August 11, 2009 – Opening up for Green Day on their arena-busting tour, Scotland's Franz Ferdinand kicked off the night right with an infectiously upbeat set slinky dance-punk.
I'd seen Franz Ferdinand several years ago at a club, so it was great to see them rockin' a big stage supporting Green Day.
In a lot of ways, I thought that Franz Ferdinand's performance was a great warm-up for Green Day. While the band didn't move around that much during the alloted two-song the press photographed, the lighting kept us on our toes.
This live performance started out with lots of deep color washes – red and blue – that were punctuated by flare-ups of white light from high above.
For the most part, the white-light took the form of rimlighting more than anything, casting hot spots and sharp accents on the band members. I was very happy to see that, at least for some segments of the set, there was a good amount of haze on the stage to pick up this backlighting and give the set a touch more atmosphere. It's all too often that openers get such a spartan treatment that these little details are always appreciated.
The catwalk that Green Day utilized for their set was in place and divided the photo pit. The ramp was just long enough and narrow enough that it made getting from one side of the stage to another too tricky to do often, so I ended up photographing the set from stage right for the first song and then running over to stage left for a hot minute during the second song.
Back to the lighting of this set, I think it touches on an important part of concert photography, which is that people only see what you show them. Five out of the ten shots in this show bright white light in some form (six if you count the rimlighting in #6), when in fact the proportion of white light for the set was very, very slim.
I often get comments that the lighting is great at the concerts I photograph, but this is only half-true. What's more fully-accurate is simply that I press the button when the light looks good.
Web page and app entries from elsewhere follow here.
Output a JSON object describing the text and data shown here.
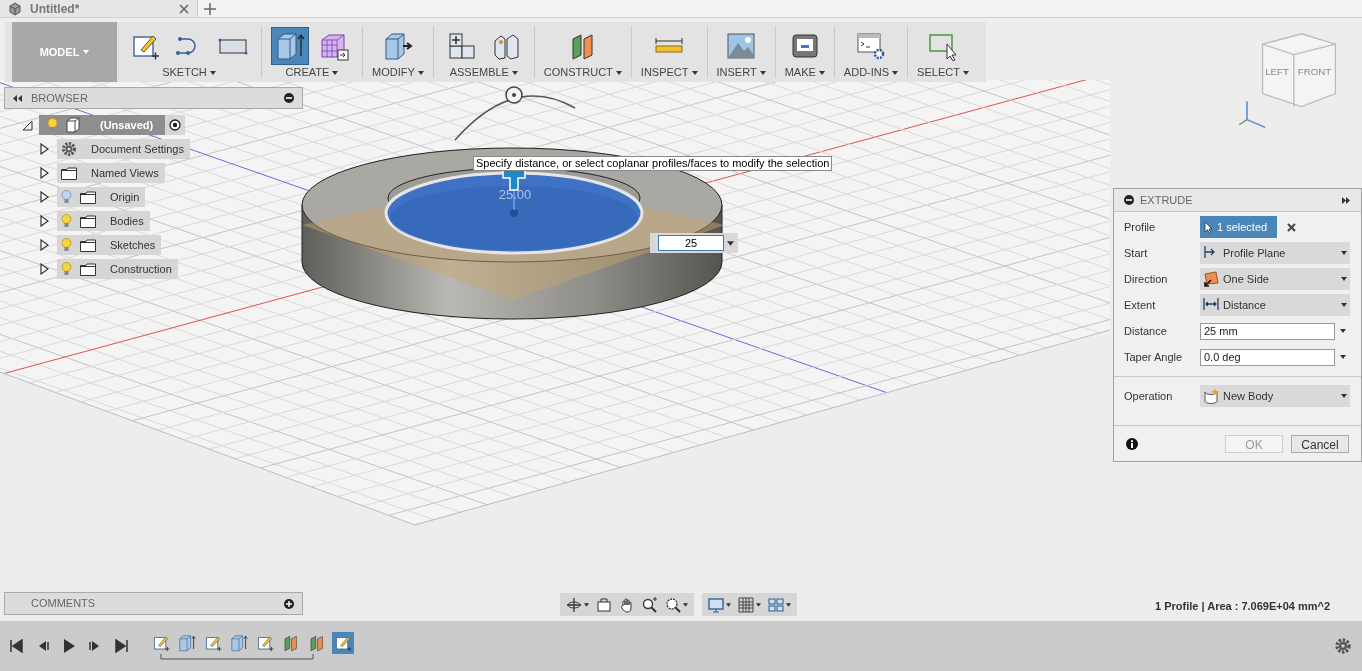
{
  "document_tab": {
    "title": "Untitled*"
  },
  "toolbar": {
    "workspace": "MODEL",
    "groups": [
      {
        "label": "SKETCH",
        "tools": [
          {
            "kind": "sketch",
            "selected": false
          },
          {
            "kind": "arc",
            "selected": false
          },
          {
            "kind": "rectangle",
            "selected": false
          }
        ]
      },
      {
        "label": "CREATE",
        "tools": [
          {
            "kind": "extrude",
            "selected": true
          },
          {
            "kind": "form",
            "selected": false
          }
        ]
      },
      {
        "label": "MODIFY",
        "tools": [
          {
            "kind": "presspull",
            "selected": false
          }
        ]
      },
      {
        "label": "ASSEMBLE",
        "tools": [
          {
            "kind": "component",
            "selected": false
          },
          {
            "kind": "joint",
            "selected": false
          }
        ]
      },
      {
        "label": "CONSTRUCT",
        "tools": [
          {
            "kind": "plane",
            "selected": false
          }
        ]
      },
      {
        "label": "INSPECT",
        "tools": [
          {
            "kind": "measure",
            "selected": false
          }
        ]
      },
      {
        "label": "INSERT",
        "tools": [
          {
            "kind": "image",
            "selected": false
          }
        ]
      },
      {
        "label": "MAKE",
        "tools": [
          {
            "kind": "print",
            "selected": false
          }
        ]
      },
      {
        "label": "ADD-INS",
        "tools": [
          {
            "kind": "scripts",
            "selected": false
          }
        ]
      },
      {
        "label": "SELECT",
        "tools": [
          {
            "kind": "select",
            "selected": false
          }
        ]
      }
    ]
  },
  "browser": {
    "title": "BROWSER",
    "root": {
      "label": "(Unsaved)",
      "expanded": true,
      "visible": true,
      "children": [
        {
          "label": "Document Settings",
          "kind": "settings",
          "expanded": false
        },
        {
          "label": "Named Views",
          "kind": "folder",
          "expanded": false
        },
        {
          "label": "Origin",
          "kind": "folder",
          "expanded": false,
          "visible": false
        },
        {
          "label": "Bodies",
          "kind": "folder",
          "expanded": false,
          "visible": true
        },
        {
          "label": "Sketches",
          "kind": "folder",
          "expanded": false,
          "visible": true
        },
        {
          "label": "Construction",
          "kind": "folder",
          "expanded": false,
          "visible": true
        }
      ]
    }
  },
  "viewport": {
    "tooltip": "Specify distance, or select coplanar profiles/faces to modify the selection",
    "dimension_label": "25.00",
    "distance_input": "25",
    "viewcube": {
      "left": "LEFT",
      "front": "FRONT"
    }
  },
  "extrude_panel": {
    "title": "EXTRUDE",
    "rows": [
      {
        "kind": "selection",
        "label": "Profile",
        "value": "1 selected",
        "separated": false
      },
      {
        "kind": "dropdown",
        "label": "Start",
        "value": "Profile Plane",
        "separated": false
      },
      {
        "kind": "dropdown",
        "label": "Direction",
        "value": "One Side",
        "separated": false
      },
      {
        "kind": "dropdown",
        "label": "Extent",
        "value": "Distance",
        "separated": false
      },
      {
        "kind": "input",
        "label": "Distance",
        "value": "25 mm",
        "separated": false
      },
      {
        "kind": "input",
        "label": "Taper Angle",
        "value": "0.0 deg",
        "separated": false
      },
      {
        "kind": "dropdown",
        "label": "Operation",
        "value": "New Body",
        "separated": true
      }
    ],
    "buttons": [
      {
        "label": "OK",
        "disabled": true
      },
      {
        "label": "Cancel",
        "disabled": false
      }
    ]
  },
  "comments": {
    "title": "COMMENTS"
  },
  "status": "1 Profile | Area : 7.069E+04 mm^2",
  "timeline": {
    "features": [
      {
        "kind": "sketch",
        "selected": false
      },
      {
        "kind": "extrude",
        "selected": false
      },
      {
        "kind": "sketch",
        "selected": false
      },
      {
        "kind": "extrude",
        "selected": false
      },
      {
        "kind": "sketch",
        "selected": false
      },
      {
        "kind": "plane",
        "selected": false
      },
      {
        "kind": "plane",
        "selected": false
      },
      {
        "kind": "sketch",
        "selected": true
      }
    ]
  }
}
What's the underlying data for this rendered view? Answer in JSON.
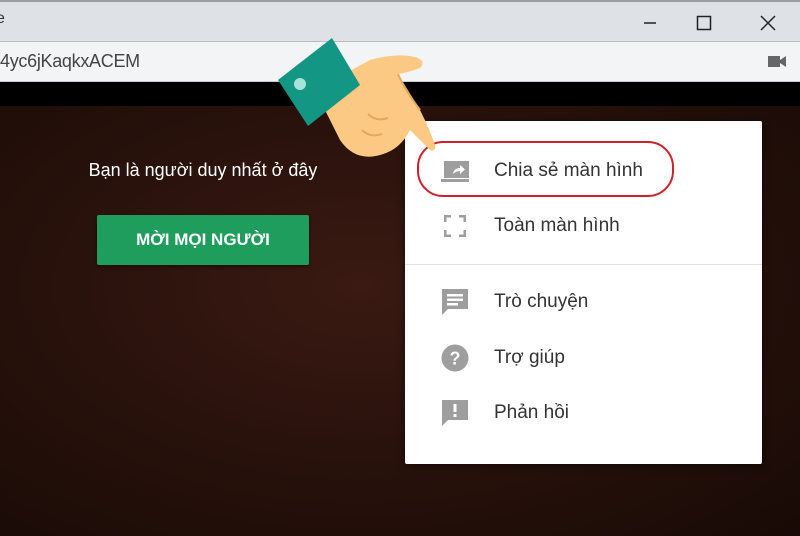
{
  "window": {
    "title_fragment": "e",
    "controls": {
      "minimize": "minimize-icon",
      "maximize": "maximize-icon",
      "close": "close-icon"
    }
  },
  "address_bar": {
    "url": "4yc6jKaqkxACEM",
    "camera_icon": "video-camera-icon"
  },
  "main": {
    "message": "Bạn là người duy nhất ở đây",
    "invite_button": "MỜI MỌI NGƯỜI"
  },
  "menu": {
    "items": [
      {
        "label": "Chia sẻ màn hình",
        "icon": "present-screen-icon",
        "highlighted": true
      },
      {
        "label": "Toàn màn hình",
        "icon": "fullscreen-icon"
      },
      {
        "label": "Trò chuyện",
        "icon": "chat-icon"
      },
      {
        "label": "Trợ giúp",
        "icon": "help-icon"
      },
      {
        "label": "Phản hồi",
        "icon": "feedback-icon"
      }
    ]
  },
  "colors": {
    "accent_green": "#1f9d5d",
    "highlight_red": "#d0202a",
    "cuff": "#139683",
    "hand": "#fcc984"
  }
}
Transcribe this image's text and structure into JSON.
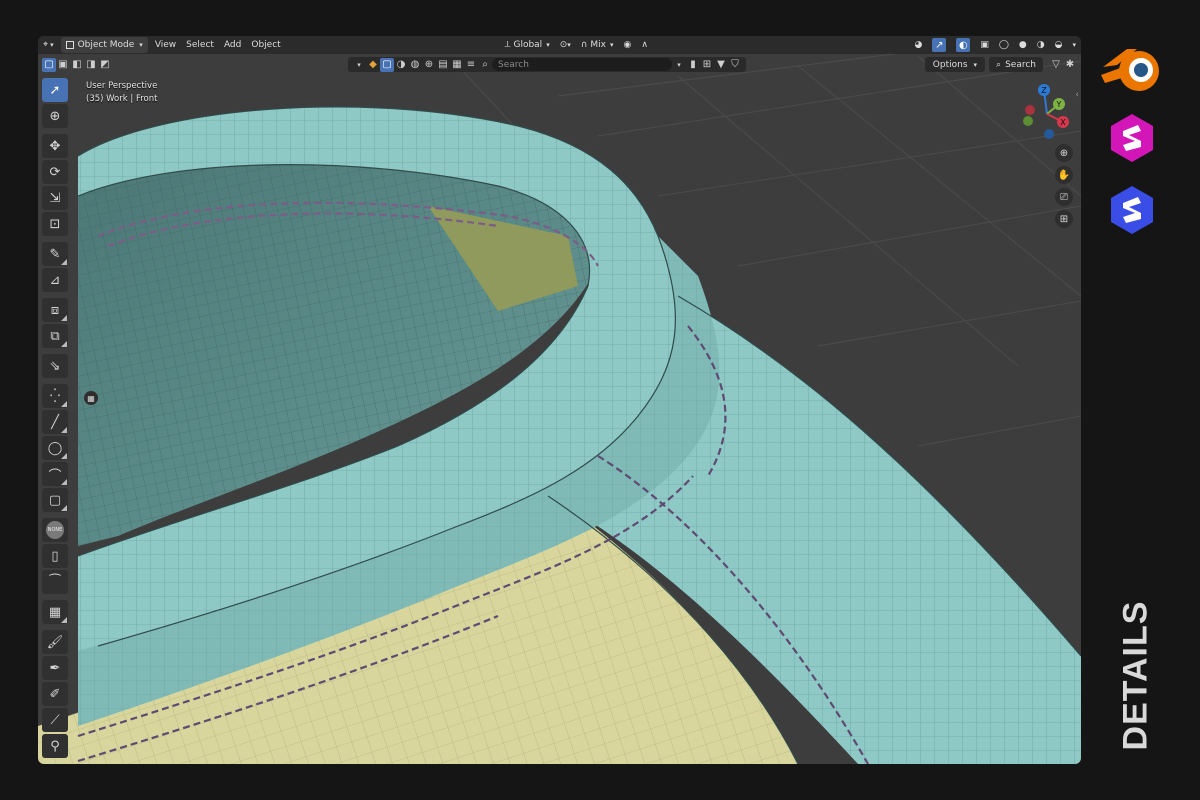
{
  "header": {
    "mode_label": "Object Mode",
    "menu": [
      "View",
      "Select",
      "Add",
      "Object"
    ],
    "transform_orientation": "Global",
    "pivot_label": "Mix"
  },
  "toolbar2": {
    "search_placeholder": "Search",
    "options_label": "Options",
    "search_button_label": "Search"
  },
  "viewport": {
    "view_name": "User Perspective",
    "collection_label": "(35) Work | Front",
    "gizmo_axes": [
      "Z",
      "Y",
      "X"
    ]
  },
  "tools": [
    "select-box",
    "cursor",
    "move",
    "rotate",
    "scale",
    "transform",
    "annotate",
    "measure",
    "add-cube",
    "extrude",
    "shear",
    "add-vertex",
    "add-edge",
    "add-circle",
    "add-arc",
    "add-plane",
    "none-material",
    "cage",
    "rip",
    "mesh-grid",
    "vertex-paint",
    "weight-paint",
    "sample",
    "knife",
    "pivot"
  ],
  "tools_none_label": "NONE",
  "side_panel": {
    "label": "DETAILS"
  },
  "colors": {
    "accent": "#4772b3",
    "brand_orange": "#ea7600",
    "brand_pink": "#d316b8",
    "brand_blue": "#3a4de6",
    "mesh_teal": "#8fc9c6",
    "mesh_yellow": "#d8d69c"
  }
}
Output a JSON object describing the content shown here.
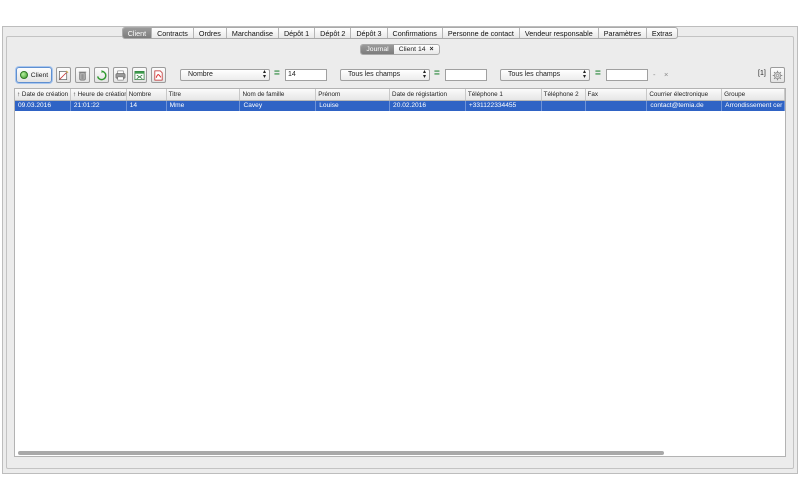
{
  "main_tabs": [
    {
      "label": "Client",
      "active": true
    },
    {
      "label": "Contracts"
    },
    {
      "label": "Ordres"
    },
    {
      "label": "Marchandise"
    },
    {
      "label": "Dépôt 1"
    },
    {
      "label": "Dépôt 2"
    },
    {
      "label": "Dépôt 3"
    },
    {
      "label": "Confirmations"
    },
    {
      "label": "Personne de contact"
    },
    {
      "label": "Vendeur responsable"
    },
    {
      "label": "Paramètres"
    },
    {
      "label": "Extras"
    }
  ],
  "sub_tabs": {
    "journal": "Journal",
    "client_tab": "Client 14",
    "close_glyph": "×"
  },
  "toolbar": {
    "client_button": "Client",
    "filter1_field": "Nombre",
    "filter1_eq": "=",
    "filter1_value": "14",
    "filter2_field": "Tous les champs",
    "filter2_eq": "=",
    "filter2_value": "",
    "filter3_field": "Tous les champs",
    "filter3_eq": "=",
    "filter3_value": "",
    "minus": "-",
    "clear": "×",
    "result_count": "[1]"
  },
  "table": {
    "columns": [
      "↑ Date de création",
      "↑ Heure de création",
      "Nombre",
      "Titre",
      "Nom de famille",
      "Prénom",
      "Date de régistartion",
      "Téléphone 1",
      "Téléphone 2",
      "Fax",
      "Courrier électronique",
      "Groupe"
    ],
    "rows": [
      [
        "09.03.2016",
        "21:01:22",
        "14",
        "Mme",
        "Cavey",
        "Louise",
        "20.02.2016",
        "+331122334455",
        "",
        "",
        "contact@temia.de",
        "Arrondissement cer"
      ]
    ]
  }
}
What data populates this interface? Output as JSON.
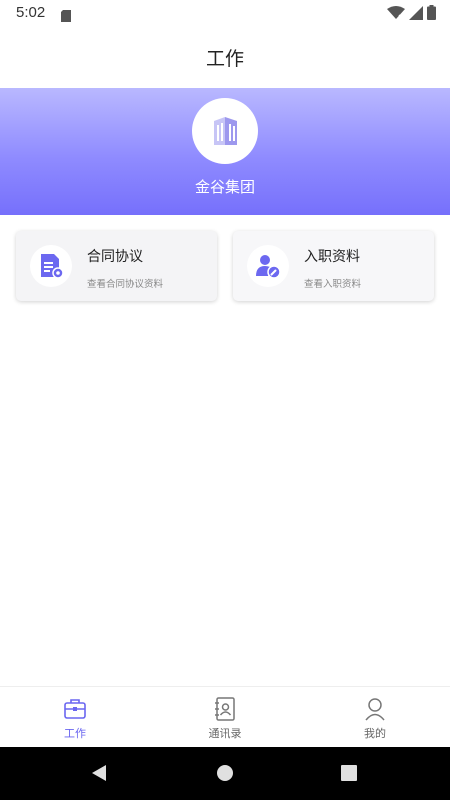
{
  "status_bar": {
    "time": "5:02"
  },
  "header": {
    "title": "工作"
  },
  "banner": {
    "company_name": "金谷集团"
  },
  "cards": [
    {
      "title": "合同协议",
      "subtitle": "查看合同协议资料",
      "icon": "contract-document-icon"
    },
    {
      "title": "入职资料",
      "subtitle": "查看入职资料",
      "icon": "user-edit-icon"
    }
  ],
  "tabbar": {
    "items": [
      {
        "label": "工作",
        "icon": "briefcase-icon",
        "active": true
      },
      {
        "label": "通讯录",
        "icon": "contacts-book-icon",
        "active": false
      },
      {
        "label": "我的",
        "icon": "person-icon",
        "active": false
      }
    ]
  },
  "colors": {
    "accent": "#6a66f0",
    "banner_top": "#b9b8ff",
    "banner_bottom": "#7670fb"
  }
}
If there's only 10-seconds of great light during your three songs, make it count.